WHAT IS REQUIRED →
When a line below contains the word "this", copy that line.

* * * * * * * * *

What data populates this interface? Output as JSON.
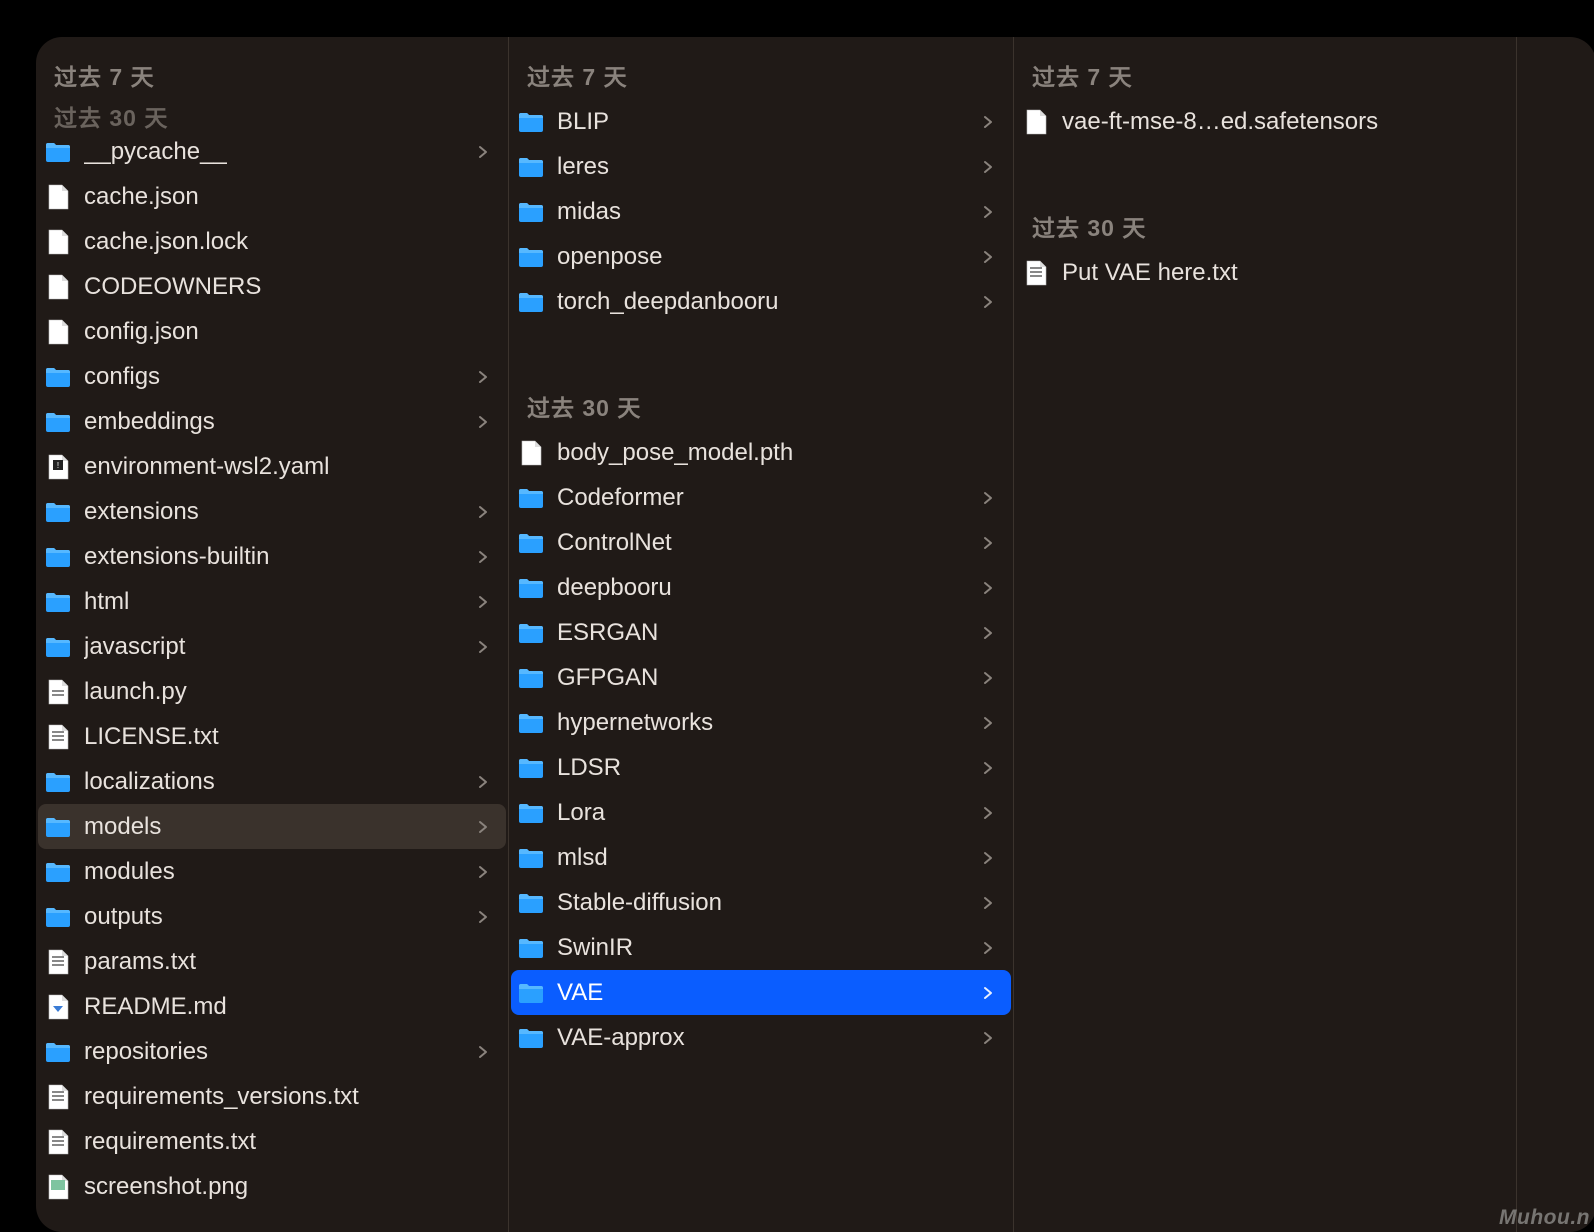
{
  "headers": {
    "past7": "过去 7 天",
    "past30": "过去 30 天"
  },
  "column1": {
    "clipped_header": "过去 30 天",
    "items": [
      {
        "name": "__pycache__",
        "type": "folder",
        "expandable": true
      },
      {
        "name": "cache.json",
        "type": "file"
      },
      {
        "name": "cache.json.lock",
        "type": "file"
      },
      {
        "name": "CODEOWNERS",
        "type": "file"
      },
      {
        "name": "config.json",
        "type": "file"
      },
      {
        "name": "configs",
        "type": "folder",
        "expandable": true
      },
      {
        "name": "embeddings",
        "type": "folder",
        "expandable": true
      },
      {
        "name": "environment-wsl2.yaml",
        "type": "yaml"
      },
      {
        "name": "extensions",
        "type": "folder",
        "expandable": true
      },
      {
        "name": "extensions-builtin",
        "type": "folder",
        "expandable": true
      },
      {
        "name": "html",
        "type": "folder",
        "expandable": true
      },
      {
        "name": "javascript",
        "type": "folder",
        "expandable": true
      },
      {
        "name": "launch.py",
        "type": "py"
      },
      {
        "name": "LICENSE.txt",
        "type": "txt"
      },
      {
        "name": "localizations",
        "type": "folder",
        "expandable": true
      },
      {
        "name": "models",
        "type": "folder",
        "expandable": true,
        "selected": true
      },
      {
        "name": "modules",
        "type": "folder",
        "expandable": true
      },
      {
        "name": "outputs",
        "type": "folder",
        "expandable": true
      },
      {
        "name": "params.txt",
        "type": "txt"
      },
      {
        "name": "README.md",
        "type": "md"
      },
      {
        "name": "repositories",
        "type": "folder",
        "expandable": true
      },
      {
        "name": "requirements_versions.txt",
        "type": "txt"
      },
      {
        "name": "requirements.txt",
        "type": "txt"
      },
      {
        "name": "screenshot.png",
        "type": "img"
      }
    ]
  },
  "column2": {
    "group7": [
      {
        "name": "BLIP",
        "type": "folder",
        "expandable": true
      },
      {
        "name": "leres",
        "type": "folder",
        "expandable": true
      },
      {
        "name": "midas",
        "type": "folder",
        "expandable": true
      },
      {
        "name": "openpose",
        "type": "folder",
        "expandable": true
      },
      {
        "name": "torch_deepdanbooru",
        "type": "folder",
        "expandable": true
      }
    ],
    "group30": [
      {
        "name": "body_pose_model.pth",
        "type": "file"
      },
      {
        "name": "Codeformer",
        "type": "folder",
        "expandable": true
      },
      {
        "name": "ControlNet",
        "type": "folder",
        "expandable": true
      },
      {
        "name": "deepbooru",
        "type": "folder",
        "expandable": true
      },
      {
        "name": "ESRGAN",
        "type": "folder",
        "expandable": true
      },
      {
        "name": "GFPGAN",
        "type": "folder",
        "expandable": true
      },
      {
        "name": "hypernetworks",
        "type": "folder",
        "expandable": true
      },
      {
        "name": "LDSR",
        "type": "folder",
        "expandable": true
      },
      {
        "name": "Lora",
        "type": "folder",
        "expandable": true
      },
      {
        "name": "mlsd",
        "type": "folder",
        "expandable": true
      },
      {
        "name": "Stable-diffusion",
        "type": "folder",
        "expandable": true
      },
      {
        "name": "SwinIR",
        "type": "folder",
        "expandable": true
      },
      {
        "name": "VAE",
        "type": "folder",
        "expandable": true,
        "active": true
      },
      {
        "name": "VAE-approx",
        "type": "folder",
        "expandable": true
      }
    ]
  },
  "column3": {
    "group7": [
      {
        "name": "vae-ft-mse-8…ed.safetensors",
        "type": "file"
      }
    ],
    "group30": [
      {
        "name": "Put VAE here.txt",
        "type": "txt"
      }
    ]
  },
  "watermark": "Muhou.n"
}
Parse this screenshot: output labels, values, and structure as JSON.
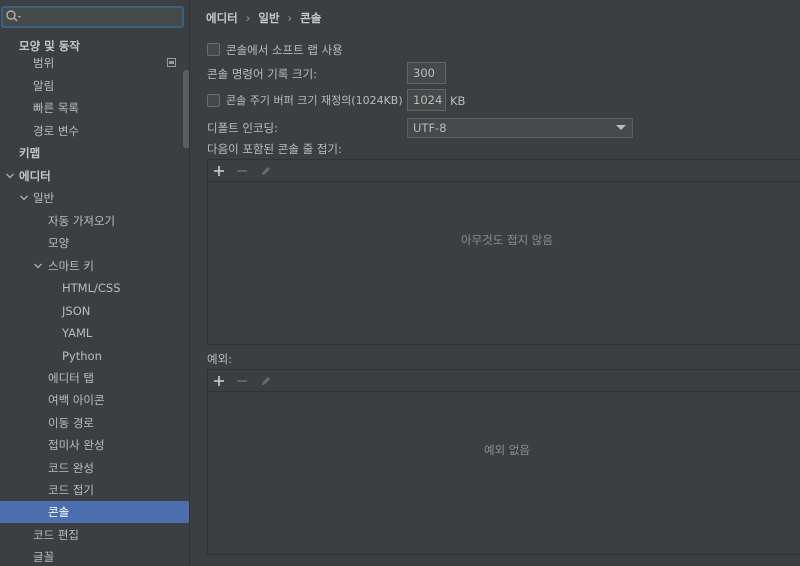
{
  "sidebar": {
    "search": {
      "value": "",
      "placeholder": ""
    },
    "items": [
      {
        "label": "모양 및 동작"
      },
      {
        "label": "범위"
      },
      {
        "label": "알림"
      },
      {
        "label": "빠른 목록"
      },
      {
        "label": "경로 변수"
      },
      {
        "label": "키맵"
      },
      {
        "label": "에디터"
      },
      {
        "label": "일반"
      },
      {
        "label": "자동 가져오기"
      },
      {
        "label": "모양"
      },
      {
        "label": "스마트 키"
      },
      {
        "label": "HTML/CSS"
      },
      {
        "label": "JSON"
      },
      {
        "label": "YAML"
      },
      {
        "label": "Python"
      },
      {
        "label": "에디터 탭"
      },
      {
        "label": "여백 아이콘"
      },
      {
        "label": "이동 경로"
      },
      {
        "label": "접미사 완성"
      },
      {
        "label": "코드 완성"
      },
      {
        "label": "코드 접기"
      },
      {
        "label": "콘솔"
      },
      {
        "label": "코드 편집"
      },
      {
        "label": "글꼴"
      }
    ]
  },
  "breadcrumb": [
    "에디터",
    "일반",
    "콘솔"
  ],
  "settings": {
    "soft_wrap_label": "콘솔에서 소프트 랩 사용",
    "history_label": "콘솔 명령어 기록 크기:",
    "history_value": "300",
    "cycle_buffer_label": "콘솔 주기 버퍼 크기 재정의(1024KB)",
    "cycle_buffer_value": "1024",
    "cycle_buffer_unit": "KB",
    "encoding_label": "디폴트 인코딩:",
    "encoding_value": "UTF-8",
    "fold_label": "다음이 포함된 콘솔 줄 접기:",
    "fold_empty": "아무것도 접지 않음",
    "exceptions_label": "예외:",
    "exceptions_empty": "예외 없음"
  },
  "colors": {
    "background": "#3c3f41",
    "selection": "#4b6eaf",
    "search_focus": "#3d6185"
  },
  "icons": {
    "search": "search-icon",
    "add": "plus-icon",
    "remove": "minus-icon",
    "edit": "pencil-icon"
  }
}
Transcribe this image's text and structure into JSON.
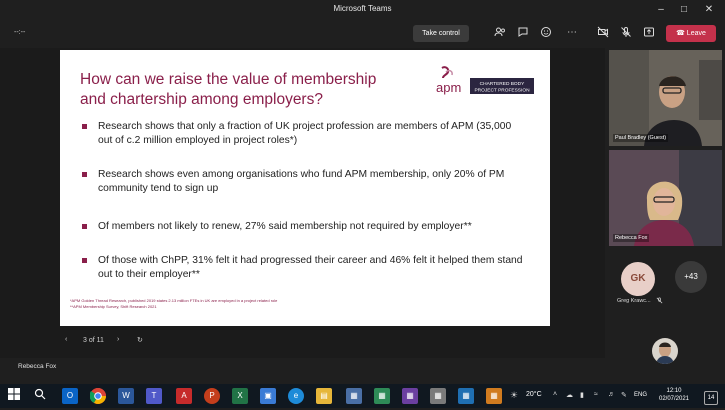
{
  "window": {
    "title": "Microsoft Teams"
  },
  "meeting": {
    "timer": "--:--",
    "take_control": "Take control",
    "leave": "Leave"
  },
  "slide": {
    "title": "How can we raise the value of membership and chartership among employers?",
    "logo_text": "apm",
    "logo_badge_line1": "CHARTERED BODY",
    "logo_badge_line2": "PROJECT PROFESSION",
    "bullets": [
      "Research shows that only a fraction of UK project profession are members of APM (35,000 out of c.2 million employed in project roles*)",
      "Research shows even among organisations who fund APM membership, only 20% of PM community tend to sign up",
      "Of members not likely to renew, 27% said membership not required by employer**",
      "Of those with ChPP, 31% felt it had progressed their career and 46% felt it helped them stand out to their employer**"
    ],
    "footnote1": "*APM Golden Thread Research, published 2019 states 2.13 million FTEs in UK are employed in a project related role",
    "footnote2": "**APM Membership Survey, Shift Research 2021",
    "page_indicator": "3 of 11"
  },
  "presenter": {
    "name": "Rebecca Fox"
  },
  "participants": {
    "tile1_name": "Paul Bradley (Guest)",
    "tile2_name": "Rebecca Fox",
    "gk_initials": "GK",
    "gk_name": "Greg Krawc...",
    "more": "+43"
  },
  "taskbar": {
    "temperature": "20°C",
    "language": "ENG",
    "time": "12:10",
    "date": "02/07/2021",
    "notifications": "14"
  },
  "colors": {
    "accent": "#8a1f4a",
    "leave": "#c4314b",
    "speaker_outline": "#7b83eb"
  }
}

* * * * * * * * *

WRITTEN REPLY →
What data populates this interface? Output as JSON.
Parse this screenshot: output labels, values, and structure as JSON.
Transcribe this image's text and structure into JSON.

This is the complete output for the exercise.